Tesco also entered the market quickly; Lidl began hiring U.S. employees in 2015 in anticipation of opening stores here and will center its first 100 stores up the Eastern seaboard.
The U.S. grocery market is one ripe for opportunity for Lidl — and its competitors. Aldi is planning to open 650 new stores, bringing its total to 2,000 by the end of 2018. Aldi is also investing $1.8 billion to update stores.
Walmart won’t cede its spot as a favorite destination for discount shopping, grocery included. Kroger has its own value chains — Ruler Foods and Food 4 Less — operating throughout the U.S.
Paglia believes Lidl is looking more to its history with Aldi than with other U.S. shopping experiences.
“They’re coming into markets where Aldi has already been successful. From Lidl’s perspective, Aldi proved the test case that small, value-oriented shopping works,” he says. “‘If it worked for Aldi, it will work for us.’ They feel comfortable competing against Walmart. They’ve done that in the U.K.”
“Amazon is probably scarier than Lidl and Aldi,” Lempert says. “When you take all three together, it changes the landscape quickly and dramatically. We’ll see traditional stores closing, new formats coming up that try to hone in much more specifically to that area. It’s going to be the most exciting time that we’ve seen.”
Grocers wanting to fend off Lidl need to “take an early and aggressive stance against Lidl,” Dolinsky says. “In the U.K., a late response to discounter growth enabled Aldi and Lidl to gain traction in the market.”
U.S. grocers are already discounting, with most announcing price cuts recently. “Price cuts, as opposed to price-matching schemes and promotions, have helped grocers in European markets compete with discounters due to their simplicity,” she says.
“Investment in online (an area underpenetrated by food-selling discounters right now), simplifying product ranges, improving private label, reducing store costs and improving supplier relationships have also proved successful
Adjusting to change
Still, if Lidl’s entry into the U.S. is as disruptive as experts seem to think it will be, someone will pay a price. “Everybody is going to feel some impact, but not everybody will feel it equally,” Paglia says.
“If you think about these stores and retailers that are already there, there are a lot of mediocre retailers in some of these markets,” he says. “These are all retailers that have been vanilla, haven’t updated their stores and offering for years.
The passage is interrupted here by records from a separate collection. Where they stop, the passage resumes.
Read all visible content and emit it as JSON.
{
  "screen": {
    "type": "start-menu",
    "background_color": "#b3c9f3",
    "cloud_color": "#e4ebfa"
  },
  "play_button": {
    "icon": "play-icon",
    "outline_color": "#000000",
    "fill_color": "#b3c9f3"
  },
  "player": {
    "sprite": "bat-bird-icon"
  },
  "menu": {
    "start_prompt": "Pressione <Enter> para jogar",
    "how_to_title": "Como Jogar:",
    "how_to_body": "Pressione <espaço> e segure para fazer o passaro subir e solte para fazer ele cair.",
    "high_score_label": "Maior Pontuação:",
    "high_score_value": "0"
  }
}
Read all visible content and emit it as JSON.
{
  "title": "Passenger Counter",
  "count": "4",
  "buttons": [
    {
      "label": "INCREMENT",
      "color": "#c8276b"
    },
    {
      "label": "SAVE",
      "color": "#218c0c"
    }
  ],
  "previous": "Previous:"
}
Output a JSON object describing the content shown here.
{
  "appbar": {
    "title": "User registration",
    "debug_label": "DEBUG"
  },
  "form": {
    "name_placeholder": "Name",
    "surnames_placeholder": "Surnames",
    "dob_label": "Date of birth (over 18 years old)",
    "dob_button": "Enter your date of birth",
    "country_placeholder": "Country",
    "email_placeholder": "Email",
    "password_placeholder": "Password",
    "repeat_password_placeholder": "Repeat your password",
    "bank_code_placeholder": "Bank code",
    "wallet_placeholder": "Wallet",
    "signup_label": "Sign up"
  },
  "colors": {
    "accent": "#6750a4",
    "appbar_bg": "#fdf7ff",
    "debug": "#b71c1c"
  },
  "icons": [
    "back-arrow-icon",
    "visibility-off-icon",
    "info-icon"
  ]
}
The performance is lukewarm. I think they’re really poised to leak the most shoppers and the most volume over to Lidl.”
Other retailers may feel a pinch on a market-by-market basis, Paglia predicts. And he anticipates increased measure around value and low prices. “Kroger is operating from a position of strength…Without a doubt, I’m sure they’re watching Lidl closely as well and will make adjustments as they see fit.”
It likely won’t just be competitors who are watching Lidl closely. Consumers stand to benefit from the pricing pressure. Now, if they can just learn to pronounce the name.
Sandy Smith grew up working in her family’s grocery store, where the only handheld was a pricemarker with labels.